The UK’s first case of resistance to a monepantel wormer is a wake-up call for sheep farmers and advisers to follow best practice guidelines, an industry expert has warned.
It has emerged the farm where the case occurred, previously saw multiple resistance to other wormers meaning it was relying heavily on the newer monepantel type.
See also: Wormer resistance in sheep explained
The animals were also being moved to low-challenge pasture following treatment, which is highly selective for resistance leading to a “perfect storm” for resistance to develop.
Speaking for the Sustainable Control of Parasites in Sheep (Scops) group, Sheep consultant Lesley Stubbings said the issue revealed the dangers of failing to correctly integrate newer wormers into control programmes.
“Scops understands the farm concerned had a history of triple resistance to the 1-BZ [white], 2-LV [yellow] and 3-ML [clear] groups of anthelmintics.
“This meant they were relying almost exclusively on the newer monepantel wormer, the 4-AD [orange] group, for worm control,” Ms Stubbings said.
Other sheep farmers can avoid this risk by following Scops guidelines on the use of the 4-AD and 5-SI (purple) wormers, she added.
Scops has been advising that 4-AD and 5-SI wormers should be carefully incorporated into control programmes as a quarantine drench and a mid/late season treatment for lambs.
That advice was given to avoid the exact situation where the other three groups were no longer effective and the group 4AD was relied upon alone, Ms Stubbings added.
The resistance case was reported in the Veterinary Parasitology journal
Scops advice on orange and purple wormers

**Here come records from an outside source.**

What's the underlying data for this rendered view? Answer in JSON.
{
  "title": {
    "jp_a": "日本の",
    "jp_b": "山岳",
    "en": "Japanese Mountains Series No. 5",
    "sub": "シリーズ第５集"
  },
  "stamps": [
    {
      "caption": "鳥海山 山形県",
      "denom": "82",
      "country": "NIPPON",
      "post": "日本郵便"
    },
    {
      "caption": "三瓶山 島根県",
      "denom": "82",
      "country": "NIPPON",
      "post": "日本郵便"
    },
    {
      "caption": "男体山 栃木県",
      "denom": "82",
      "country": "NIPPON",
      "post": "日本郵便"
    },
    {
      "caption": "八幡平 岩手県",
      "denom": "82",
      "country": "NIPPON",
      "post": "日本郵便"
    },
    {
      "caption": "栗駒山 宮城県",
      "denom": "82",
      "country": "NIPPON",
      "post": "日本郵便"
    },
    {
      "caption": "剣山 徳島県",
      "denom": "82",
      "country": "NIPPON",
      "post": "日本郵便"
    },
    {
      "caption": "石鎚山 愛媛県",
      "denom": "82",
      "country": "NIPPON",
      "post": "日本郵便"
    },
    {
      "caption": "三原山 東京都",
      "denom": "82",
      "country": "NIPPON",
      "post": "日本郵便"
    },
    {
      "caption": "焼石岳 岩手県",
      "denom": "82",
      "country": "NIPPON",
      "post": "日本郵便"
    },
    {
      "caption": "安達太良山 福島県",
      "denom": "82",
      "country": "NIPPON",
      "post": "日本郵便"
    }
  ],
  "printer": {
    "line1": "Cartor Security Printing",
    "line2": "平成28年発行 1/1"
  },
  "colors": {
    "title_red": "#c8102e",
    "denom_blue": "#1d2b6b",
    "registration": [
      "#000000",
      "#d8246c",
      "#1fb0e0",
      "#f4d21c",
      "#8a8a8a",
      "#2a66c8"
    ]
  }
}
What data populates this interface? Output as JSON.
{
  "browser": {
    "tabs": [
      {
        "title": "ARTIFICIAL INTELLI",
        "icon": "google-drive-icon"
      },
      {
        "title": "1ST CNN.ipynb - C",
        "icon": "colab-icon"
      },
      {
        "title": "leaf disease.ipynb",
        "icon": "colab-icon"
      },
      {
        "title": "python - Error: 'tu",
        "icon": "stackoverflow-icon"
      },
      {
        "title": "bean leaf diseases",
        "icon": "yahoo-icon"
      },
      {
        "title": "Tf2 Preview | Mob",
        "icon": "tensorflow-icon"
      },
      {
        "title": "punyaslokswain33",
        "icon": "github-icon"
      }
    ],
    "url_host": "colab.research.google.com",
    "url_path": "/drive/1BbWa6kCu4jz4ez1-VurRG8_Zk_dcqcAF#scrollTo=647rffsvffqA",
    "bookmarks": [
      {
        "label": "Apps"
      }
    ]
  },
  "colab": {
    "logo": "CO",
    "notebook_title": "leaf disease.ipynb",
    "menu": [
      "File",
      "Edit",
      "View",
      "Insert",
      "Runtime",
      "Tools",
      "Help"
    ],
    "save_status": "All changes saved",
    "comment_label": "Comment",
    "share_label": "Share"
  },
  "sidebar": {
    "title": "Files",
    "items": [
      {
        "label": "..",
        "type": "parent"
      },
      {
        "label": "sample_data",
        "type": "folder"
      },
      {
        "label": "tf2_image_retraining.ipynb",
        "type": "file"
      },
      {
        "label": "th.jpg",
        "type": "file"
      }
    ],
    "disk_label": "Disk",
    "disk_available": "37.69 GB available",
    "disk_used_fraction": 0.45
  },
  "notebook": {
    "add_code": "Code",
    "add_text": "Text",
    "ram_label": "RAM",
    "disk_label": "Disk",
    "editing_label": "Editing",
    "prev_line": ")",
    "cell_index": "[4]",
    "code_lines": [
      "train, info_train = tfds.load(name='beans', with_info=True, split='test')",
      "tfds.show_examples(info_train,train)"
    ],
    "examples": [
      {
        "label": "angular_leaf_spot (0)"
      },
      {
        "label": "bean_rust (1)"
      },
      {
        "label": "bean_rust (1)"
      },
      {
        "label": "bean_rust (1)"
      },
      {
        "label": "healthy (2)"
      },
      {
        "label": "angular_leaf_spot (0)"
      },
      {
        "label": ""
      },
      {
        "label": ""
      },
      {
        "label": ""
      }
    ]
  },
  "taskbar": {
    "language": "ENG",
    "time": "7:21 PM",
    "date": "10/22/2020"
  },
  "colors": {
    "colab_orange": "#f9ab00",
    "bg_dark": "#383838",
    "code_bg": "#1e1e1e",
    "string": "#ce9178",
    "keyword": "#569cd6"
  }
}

The two newest wormer groups (4-AD and 5-SI) should be alternated and incorporated into worm control programmes on all sheep farms, not left until others fail
There are only two occasions when a group 4-AD or 5-SI should be used – quarantine, and mid/late season as a one-off annual drench for lambs
Groups 4-AD and 5-SI should only be used at other times under veterinary direction and then only if the full anthelmintic resistance status of the farm is known.
Effectiveness of products used should be monitored carefully
Ensure the correct dose rate (by weighing animals and treating to the heaviest in a group), calibrate the gun and administer correctly, over the back of the tongue
If moving to low-challenge pasture after treatment, sheep must either be left on the dirty pasture for four to five days before moving, or at least 10% of the animals left untreated
Check the efficacy of wormer treatments on a regular basis